Something else I enjoyed was the interior ambiance. While the look is hardly ritzy, there’s some padding on the dash and – more importantly to me – on the door tops where my elbow rests. The last is even more valuable thanks to the low door sill and high, commanding driving position, both of which I really appreciate. Less appreciated is that the seat cushion is tilted back too far for me, leaving the front edge cutting into the backs of my knees, but that may only be a “personal problem.” Another surprising nicety is that – with the pull of a lever – the front seats slide far forward to reveal a sizeable opening to the roomy rear seat, and then slide back to their preset positions. Visibility is reasonably good: okay to the front corners, fine over the shoulder (partly because the roof pillar is far back on this 2-door body), and fair to the rear corners, which is helped when backing by a wide-angle rearview camera and large 7-inch dash screen. Totally unexpected for a car in this class were the heated steering wheel and ventilated driver seat (passengers have to do without), both of which are included in an $1800 Premium Package that also brings leather upholstery, a sunroof, and an auto-dimming mirror with Homelink transmitter – a luxury bargain. Far less of a bargain was another $1800 option, the Technology Package, along with various mats and such that added $285. Backing those out of the bottom line would have left our Koup at $23,400 (rather than $25,285), which strikes me as a great deal.

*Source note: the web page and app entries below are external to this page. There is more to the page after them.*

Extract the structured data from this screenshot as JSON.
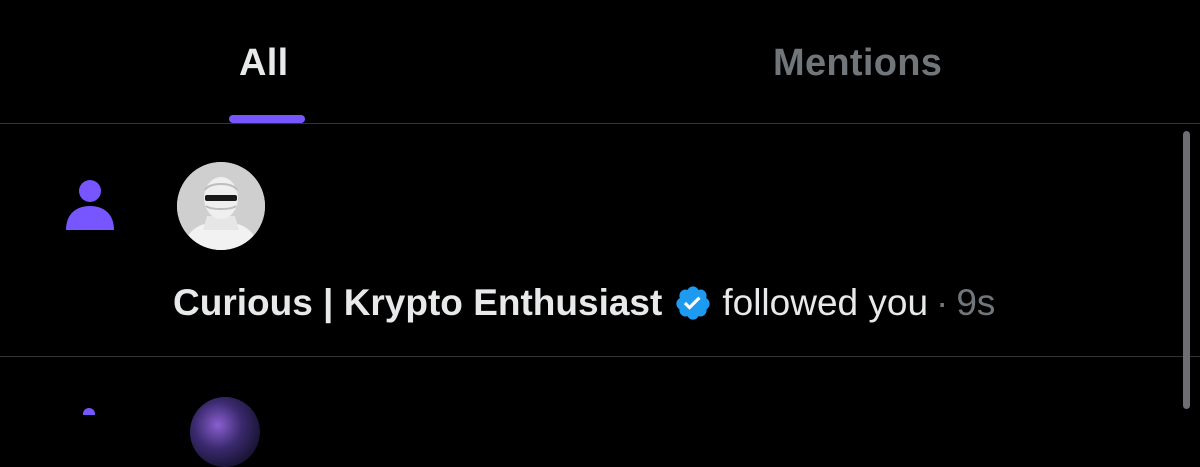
{
  "tabs": [
    {
      "label": "All",
      "selected": true
    },
    {
      "label": "Mentions",
      "selected": false
    }
  ],
  "colors": {
    "accent": "#7856ff",
    "verified": "#1d9bf0",
    "background": "#000000",
    "text_primary": "#e7e9ea",
    "text_secondary": "#71767b",
    "divider": "#2f3336"
  },
  "notifications": [
    {
      "type_icon": "person-icon",
      "avatar_icon": "user-avatar",
      "user_name": "Curious | Krypto Enthusiast",
      "verified_icon": "verified-badge-icon",
      "action": "followed you",
      "separator": "·",
      "time": "9s"
    }
  ]
}
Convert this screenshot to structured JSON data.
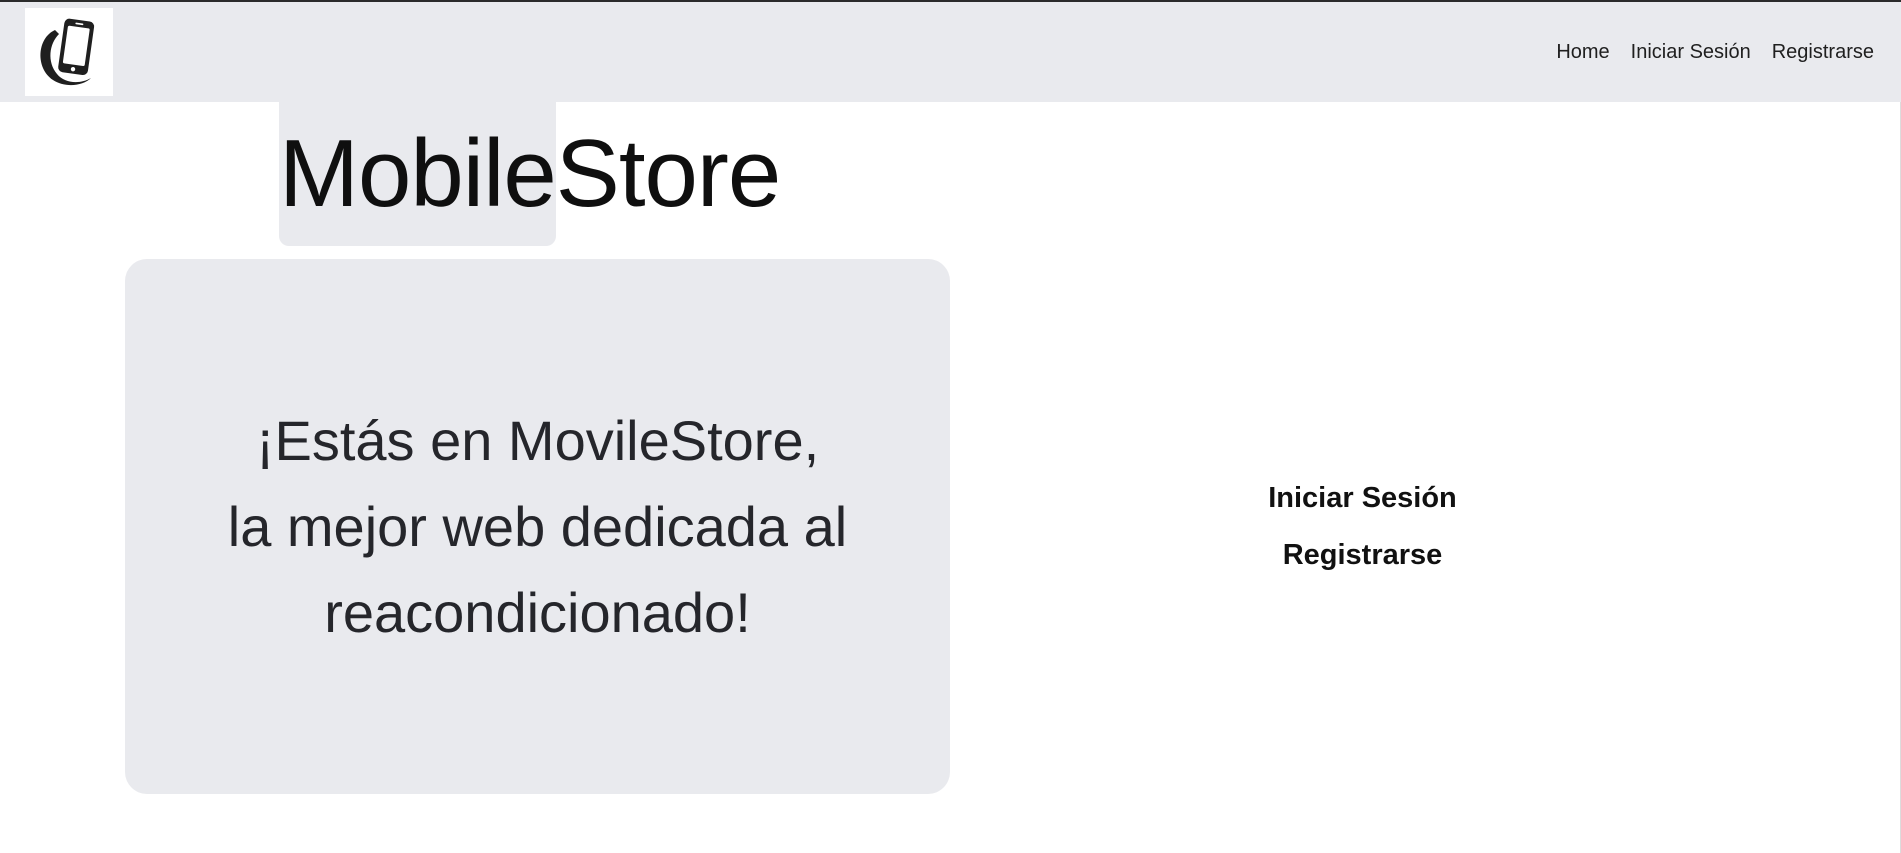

When it comes right down to it, my only complaint with the Koup concerns the cargo area. Not that it isn’t big enough – it’s really quite roomy – but rather that the folded rear seat backs rest a good 5 inches above the level of the cargo floor (which makes it hard to slide bulky cargo forward), and after the latches are released from the trunk area, the seat backs don’t drop without a push. But that’s really about it.
When I was growing up, no self-respecting car guy would ever be caught dead driving a 4-door. That general attitude has changed now, and so has mine; Forte’s 4-door hatchback version would now be my preference. But for anyone drawn to the sporty demeanor of a 2-door, Kia has clearly scored a major coup with the Koup.